**Problem to solve:**
Please print each entry below exactly as it reads.

(Dataset rows for apps and sites)
>>>>

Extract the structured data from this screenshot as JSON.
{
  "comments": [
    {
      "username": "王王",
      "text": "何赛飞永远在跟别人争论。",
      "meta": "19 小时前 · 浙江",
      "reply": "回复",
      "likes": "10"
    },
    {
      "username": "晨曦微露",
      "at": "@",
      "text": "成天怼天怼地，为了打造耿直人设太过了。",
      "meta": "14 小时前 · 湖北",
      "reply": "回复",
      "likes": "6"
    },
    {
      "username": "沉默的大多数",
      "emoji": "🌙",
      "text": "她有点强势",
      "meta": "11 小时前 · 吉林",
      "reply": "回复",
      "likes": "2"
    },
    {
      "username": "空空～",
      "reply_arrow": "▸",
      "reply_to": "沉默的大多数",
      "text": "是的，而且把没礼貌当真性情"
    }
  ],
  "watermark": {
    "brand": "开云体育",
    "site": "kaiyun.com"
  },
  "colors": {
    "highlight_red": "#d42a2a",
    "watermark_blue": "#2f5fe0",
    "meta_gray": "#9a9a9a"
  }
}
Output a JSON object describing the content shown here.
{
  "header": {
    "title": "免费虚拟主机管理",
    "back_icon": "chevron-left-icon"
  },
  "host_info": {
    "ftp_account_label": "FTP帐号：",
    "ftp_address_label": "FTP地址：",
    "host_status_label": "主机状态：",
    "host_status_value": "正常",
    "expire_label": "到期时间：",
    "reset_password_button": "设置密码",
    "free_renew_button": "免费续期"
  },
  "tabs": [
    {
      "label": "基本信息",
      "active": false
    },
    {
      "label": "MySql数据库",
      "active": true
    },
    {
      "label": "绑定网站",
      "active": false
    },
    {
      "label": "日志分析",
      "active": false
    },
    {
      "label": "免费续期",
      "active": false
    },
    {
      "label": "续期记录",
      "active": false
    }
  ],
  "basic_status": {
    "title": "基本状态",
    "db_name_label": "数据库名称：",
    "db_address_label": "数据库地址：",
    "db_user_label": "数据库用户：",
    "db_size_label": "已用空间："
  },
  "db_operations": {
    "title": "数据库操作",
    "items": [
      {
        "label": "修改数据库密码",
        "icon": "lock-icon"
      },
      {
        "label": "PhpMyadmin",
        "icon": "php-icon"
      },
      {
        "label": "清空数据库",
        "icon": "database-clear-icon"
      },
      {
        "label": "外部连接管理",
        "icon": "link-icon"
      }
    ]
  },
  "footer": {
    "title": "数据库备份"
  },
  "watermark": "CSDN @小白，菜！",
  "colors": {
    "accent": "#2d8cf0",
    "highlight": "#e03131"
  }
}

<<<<

**Task output:**
Extract the structured data from this screenshot as JSON.
{
  "comments": [
    {
      "username": "王王",
      "text": "何赛飞永远在跟别人争论。",
      "meta": "19 小时前 · 浙江",
      "reply": "回复",
      "likes": "10"
    },
    {
      "username": "晨曦微露",
      "at": "@",
      "text": "成天怼天怼地，为了打造耿直人设太过了。",
      "meta": "14 小时前 · 湖北",
      "reply": "回复",
      "likes": "6"
    },
    {
      "username": "沉默的大多数",
      "emoji": "🌙",
      "text": "她有点强势",
      "meta": "11 小时前 · 吉林",
      "reply": "回复",
      "likes": "2"
    },
    {
      "username": "空空～",
      "reply_arrow": "▸",
      "reply_to": "沉默的大多数",
      "text": "是的，而且把没礼貌当真性情"
    }
  ],
  "watermark": {
    "brand": "开云体育",
    "site": "kaiyun.com"
  },
  "colors": {
    "highlight_red": "#d42a2a",
    "watermark_blue": "#2f5fe0",
    "meta_gray": "#9a9a9a"
  }
}
Output a JSON object describing the content shown here.
{
  "header": {
    "title": "免费虚拟主机管理",
    "back_icon": "chevron-left-icon"
  },
  "host_info": {
    "ftp_account_label": "FTP帐号：",
    "ftp_address_label": "FTP地址：",
    "host_status_label": "主机状态：",
    "host_status_value": "正常",
    "expire_label": "到期时间：",
    "reset_password_button": "设置密码",
    "free_renew_button": "免费续期"
  },
  "tabs": [
    {
      "label": "基本信息",
      "active": false
    },
    {
      "label": "MySql数据库",
      "active": true
    },
    {
      "label": "绑定网站",
      "active": false
    },
    {
      "label": "日志分析",
      "active": false
    },
    {
      "label": "免费续期",
      "active": false
    },
    {
      "label": "续期记录",
      "active": false
    }
  ],
  "basic_status": {
    "title": "基本状态",
    "db_name_label": "数据库名称：",
    "db_address_label": "数据库地址：",
    "db_user_label": "数据库用户：",
    "db_size_label": "已用空间："
  },
  "db_operations": {
    "title": "数据库操作",
    "items": [
      {
        "label": "修改数据库密码",
        "icon": "lock-icon"
      },
      {
        "label": "PhpMyadmin",
        "icon": "php-icon"
      },
      {
        "label": "清空数据库",
        "icon": "database-clear-icon"
      },
      {
        "label": "外部连接管理",
        "icon": "link-icon"
      }
    ]
  },
  "footer": {
    "title": "数据库备份"
  },
  "watermark": "CSDN @小白，菜！",
  "colors": {
    "accent": "#2d8cf0",
    "highlight": "#e03131"
  }
}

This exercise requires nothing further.